- Let go of the urge to keep something “just in case.”
We often hang on to things because we think that someday we will need it. Here’s the best example I can give you: NAIL POLISH. Unless you religiously do your nails every week (if you do, I envy you!), you probably have a box full of old, stinky nail polish under your sink that is asking to be discarded. If it’s something that can be replaced by an occasional service (mani/pedis!), hang on to the basics and discard the rest.
- If it is to be kept, is it easy to access when you need it?
When I reorganized my kitchen, I got rid of a ton of stuff. I did NOT turn into the mom with a single set of dishes and silverware for everyone, but I did finally get rid of all the plastic stuff since our girls were old enough to eat on big people plates. What was awesome about this process is that it freed up space for the things that we use on the reg and everything is easy to access. Like items are stored with like items and nobody questions where anything is. It’s glorious.
- Has it gone unused for any unreasonable amount of time?
I defer back to the bathroom purge, where I encountered five-year-old containers of unused body scrubs I had long since forgotten, lotions, hair products, and other things that I bought probably because they smelled good.

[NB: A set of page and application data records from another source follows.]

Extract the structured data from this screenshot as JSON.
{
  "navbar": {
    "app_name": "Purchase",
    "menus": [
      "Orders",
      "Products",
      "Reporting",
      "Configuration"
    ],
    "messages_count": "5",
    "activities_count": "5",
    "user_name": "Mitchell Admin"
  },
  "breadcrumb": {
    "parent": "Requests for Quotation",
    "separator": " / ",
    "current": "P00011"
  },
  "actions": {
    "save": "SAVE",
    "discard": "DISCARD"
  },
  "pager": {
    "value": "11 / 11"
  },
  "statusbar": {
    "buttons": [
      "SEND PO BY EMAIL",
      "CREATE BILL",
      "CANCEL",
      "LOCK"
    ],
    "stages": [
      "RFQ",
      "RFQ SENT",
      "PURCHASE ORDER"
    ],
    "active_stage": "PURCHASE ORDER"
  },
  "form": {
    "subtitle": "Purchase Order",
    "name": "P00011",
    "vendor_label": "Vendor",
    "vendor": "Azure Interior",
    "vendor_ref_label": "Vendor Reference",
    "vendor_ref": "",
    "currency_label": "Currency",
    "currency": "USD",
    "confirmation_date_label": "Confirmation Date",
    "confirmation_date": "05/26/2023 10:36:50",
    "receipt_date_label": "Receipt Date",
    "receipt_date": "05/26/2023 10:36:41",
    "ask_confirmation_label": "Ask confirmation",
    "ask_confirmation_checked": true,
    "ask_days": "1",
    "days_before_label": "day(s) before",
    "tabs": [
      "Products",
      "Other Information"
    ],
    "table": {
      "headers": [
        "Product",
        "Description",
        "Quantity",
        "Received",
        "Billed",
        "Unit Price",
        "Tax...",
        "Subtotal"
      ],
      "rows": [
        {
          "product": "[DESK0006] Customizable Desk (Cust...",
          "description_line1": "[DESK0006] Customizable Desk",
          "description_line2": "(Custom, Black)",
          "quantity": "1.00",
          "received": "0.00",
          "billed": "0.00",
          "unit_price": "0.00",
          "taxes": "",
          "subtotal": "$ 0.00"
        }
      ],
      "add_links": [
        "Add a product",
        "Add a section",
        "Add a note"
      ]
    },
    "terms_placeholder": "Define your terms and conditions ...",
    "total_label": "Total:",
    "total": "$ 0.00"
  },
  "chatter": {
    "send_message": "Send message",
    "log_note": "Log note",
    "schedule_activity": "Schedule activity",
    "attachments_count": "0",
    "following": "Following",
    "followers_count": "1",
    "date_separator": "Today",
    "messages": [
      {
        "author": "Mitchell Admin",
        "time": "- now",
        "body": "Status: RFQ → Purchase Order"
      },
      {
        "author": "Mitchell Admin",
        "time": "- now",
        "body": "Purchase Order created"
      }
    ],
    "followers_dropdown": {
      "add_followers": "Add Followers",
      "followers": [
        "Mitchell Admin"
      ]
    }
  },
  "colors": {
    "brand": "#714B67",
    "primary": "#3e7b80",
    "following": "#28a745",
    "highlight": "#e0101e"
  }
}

By the time I was done I had an entire garbage bag full of items that not only didn’t serve a current purpose in my life… they never really did.
- Don’t feel like you have to sell or find a home for every little thing.
As I sorted through my things, I came across several items that could have been sold or placed in the home of a friend or family member. I want to challenge you to resist this feeling that the things you are purging must find a worthy home or give you an ROI. More often than not, it is simply not worth the time and the effort, whether by holding a garage sale (OMG THE HAGGLING) or selling on Craigslist… a.k.a. Creepslist or texting everyone you know asking whether they want something of yours. High-value items are one thing. The Keurig you stopped using six months ago is another. Things to consider putting time and effort into include high-dollar items like furniture, electronics, jewelry or keepsakes that can be given to another family member.
- Does it cause undue stress in your life with its presence in your home?
To me, minimalism is resisting the urge to pack things away that you may pull out of a box once or twice a year. If it isn’t worthy of display or use in your home, you won’t miss it if it’s gone. I know one of my biggest sources of stress was the unseen items in my house (the visible stuff was bad enough) because it took up space that could be used for other things. I had a box under our bed full of a number of keepsakes of mine and my husband’s, including volumes and volumes of journals. Reading through those made me feel a bit of anxiety, and had me rehashing and reliving things in my past that I am happy to forget. It was a great relief to finally discard those mementos, knowing that I will remember what is important, and can focus on the present and building a meaningful future for my family.
How do you define minimalism? What are the first steps you can take toward a happier existence? What scares you about minimalism? Share in the comments below!